Heads in the Sand

East Hampton Town Trustees failed to even discuss the soggy, beer-fueled weekend gatherings

   If ever one needed evidence of America’s profoundly contradictory attitude toward alcohol, one need look no further than the Town of East Hampton. By night, police conduct necessary sweeps to get drunken drivers off the roads. By day, it is a different story: Public drinking — to considerable excess — seems to be encouraged, at least tacitly.
    We were surprised and not a little disappointed to learn that the East Hampton Town Trustees, whose jurisdiction notably includes most of the town’s beaches, failed to even discuss the soggy, beer-fueled weekend gatherings at Indian Wells Beach in Amagansett at their last meeting, even though the Amagansett Citizens Advisory Committee had mulled the problem (and a report thereof had appeared on our front page).
    We have a view about the matter: Daytime alcohol use should be banned on town beaches while lifeguards are present. The trustees may have come to a different conclusion if they bothered to take up the issue, but nary a word passed the nine members’ lips. Part of their reluctance may be that in order to get a ban on the books, they would have to gain the town board’s cooperation. That is no excuse for pretending the growing problem at Indian Wells does not exist, however.
    East Hampton Village and the state parks prohibited alcohol on their beaches long ago. In the town, the public might prefer that drinking continue in some places or at some times, for example, after families have gone home.
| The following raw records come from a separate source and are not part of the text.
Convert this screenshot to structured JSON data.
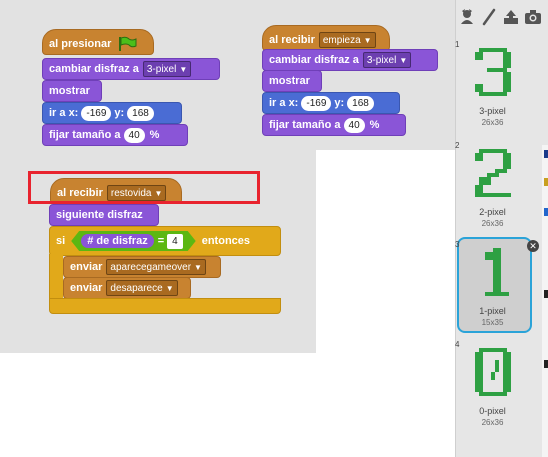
{
  "scripts": {
    "script1": {
      "hat": "al presionar",
      "costume_label": "cambiar disfraz a",
      "costume_value": "3-pixel",
      "show": "mostrar",
      "goto_label": "ir a x:",
      "goto_x": "-169",
      "goto_y_label": "y:",
      "goto_y": "168",
      "size_label": "fijar tamaño a",
      "size_value": "40",
      "size_unit": "%"
    },
    "script2": {
      "hat": "al recibir",
      "message": "empieza",
      "costume_label": "cambiar disfraz a",
      "costume_value": "3-pixel",
      "show": "mostrar",
      "goto_label": "ir a x:",
      "goto_x": "-169",
      "goto_y_label": "y:",
      "goto_y": "168",
      "size_label": "fijar tamaño a",
      "size_value": "40",
      "size_unit": "%"
    },
    "script3": {
      "hat": "al recibir",
      "message": "restovida",
      "next_costume": "siguiente disfraz",
      "if_label": "si",
      "reporter": "# de disfraz",
      "equals": "=",
      "compare_value": "4",
      "then_label": "entonces",
      "broadcast1_label": "enviar",
      "broadcast1_value": "aparecegameover",
      "broadcast2_label": "enviar",
      "broadcast2_value": "desaparece"
    }
  },
  "costumes": [
    {
      "index": "1",
      "name": "3-pixel",
      "size": "26x36",
      "glyph": "3"
    },
    {
      "index": "2",
      "name": "2-pixel",
      "size": "26x36",
      "glyph": "2"
    },
    {
      "index": "3",
      "name": "1-pixel",
      "size": "15x35",
      "glyph": "1"
    },
    {
      "index": "4",
      "name": "0-pixel",
      "size": "26x36",
      "glyph": "0"
    }
  ],
  "toolbar_icons": [
    "paint-sprite-icon",
    "paint-brush-icon",
    "upload-icon",
    "camera-icon"
  ],
  "colors": {
    "event": "#c88330",
    "looks": "#8a55d7",
    "motion": "#4a6cd4",
    "control": "#e1a91a",
    "operator": "#5cb712",
    "costume_digit": "#2ea043",
    "highlight": "#e8232e",
    "selected": "#2aa3d8"
  }
}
    It is reasonable to expect that the Indian Wells gatherings will grow, and perhaps spread. With alcohol abuse there on weekend afternoons comes greater costs to residents’ enjoyment of the beach, as well as potential risks caused by drunken drivers or soused pedestrians. Town officials, both on Pantigo Road and in the trustees’ sea-view redoubt on Bluff Road, should take up the question sooner rather than later.